Innovative Means to Track Plastic Pollution on Beaches
Current studies specifically signify that the so-called “Great Pacific Garbage Patch” is 16 times bigger than what it was before. This swirling collection of trash, mostly consisting of discarded plastic (between Hawaii and California) spans about 1.6 million square kilometers, making it three times larger than France or double that of Texas back in the United States.
However, scientists observe that out of around 13 million metric tons of plastic trash that is dumped into the oceans each year, only a fraction come floating on the ocean surface. The rest washes up on beaches, lingers in mid-ocean or sink to the sea floor. Nevertheless, no one knew precisely, the volume of such trash that ended up on the shoreline, till Morris Enyeart from Barnegat, New Jersey commenced measuring plastic pollution on beaches by conducting drone surveys and machine learning algorithm to help him achieve the result.
Incidentally, machine learning uses programmed algorithms that receive and analyze input data to predict output values within an acceptable range. When relevant data is fed to these algorithms, as in the present case, it separates plastic bottle caps, plastic bags and sundry other plastic throwaways from stones, driftwood and all other flotsam and jetsam that is washed up on the beaches almost on a daily basis.
Meanwhile, UK nonprofit THE PLASTIC TIDE wanted to gather some harder data on all that plastic. Instituted by Peter Kohler (34), the organization is in the course of developing a sure fire method for measuring marine litter which Kohler and his group hope would go a long way towards limiting the litter.
We are Creating the Eyes and The Brain
“We’re creating the eyes and the brain to track plastic pollution,” Kohler said. Drone-mounted cameras serve as the eyes, taking thousands of aerial photos. The brain is a machine learning algorithm, which Kohler and his collaborators are training to recognize plastic fragments.
“Training the algorithm requires a lot of photos of beaches and a lot of human eyes to tag the plastic in those photos,” says Kohler. The Plastic Tide has uploaded all the photos they’ve collected to Zooniverse, a citizen science portal, so anyone can go online and tag plastic. This past March, during British Science Week, the effort got a shot in the arm when students across the United Kingdom identified more than 1.5 million plastic fragments in photos.
Photos Taken by Enyeart
Many of those photos, however, weren’t from UK, but from a New Jersey beach across the Pond and were taken by 72-year old Morris Enyeart, who has contributed more than 7,000 images to THE PLASTIC TIDE. Enyeart could have retired a couple years ago, when he sold his web design company. Instead, he started looking for a new project. “I wanted to do something new, something challenging, something that would benefit other people,” he said.

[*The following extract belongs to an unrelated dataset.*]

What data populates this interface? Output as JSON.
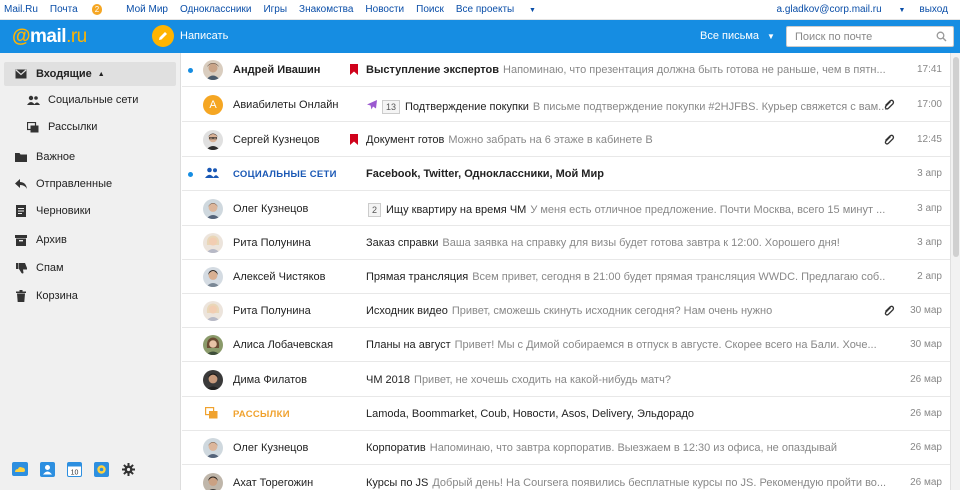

Enyeart started by getting a commercial drone pilot’s license, with the plan of surveying the litter along THE New Jersey beach. But he soon came to realize that a photo survey had limited utility. “I can fly the drone. I can take pictures. But what benefit is that other than just having pictures?” Enyeart thought. “That’s where machine learning changes the game.”
Morris Enyeart Joins Hand With Peter Kohler
In his endeavor to proceed further, Morris Enyeart visited THE PLASTIC TIDE website and was quick to visualize the utility of adding machine learning to his own project. This resulted in joining hands with Peter Kohler. Since then, Enyeart has conducted more than 100 surveys of Island Beach State Park near his home in Barnegat, New Jersey, and uploaded thousands of photos to help train THE PLASTIC TIDE’s algorithm.
Launching of the Marine Litter DRONET
THE PLASTIC TIDE is thrilled to announce the launch of the global Marine Litter DRONET, said Peter Kohler. “It supports THE PLASTIC TIDE’s mission by bringing together different people, organizations, NGOs and enthusiasts from around the world to design a simple, repeatable and accurate method for surveying marine litter with drone technology,” declared highly elated Kohler and his team.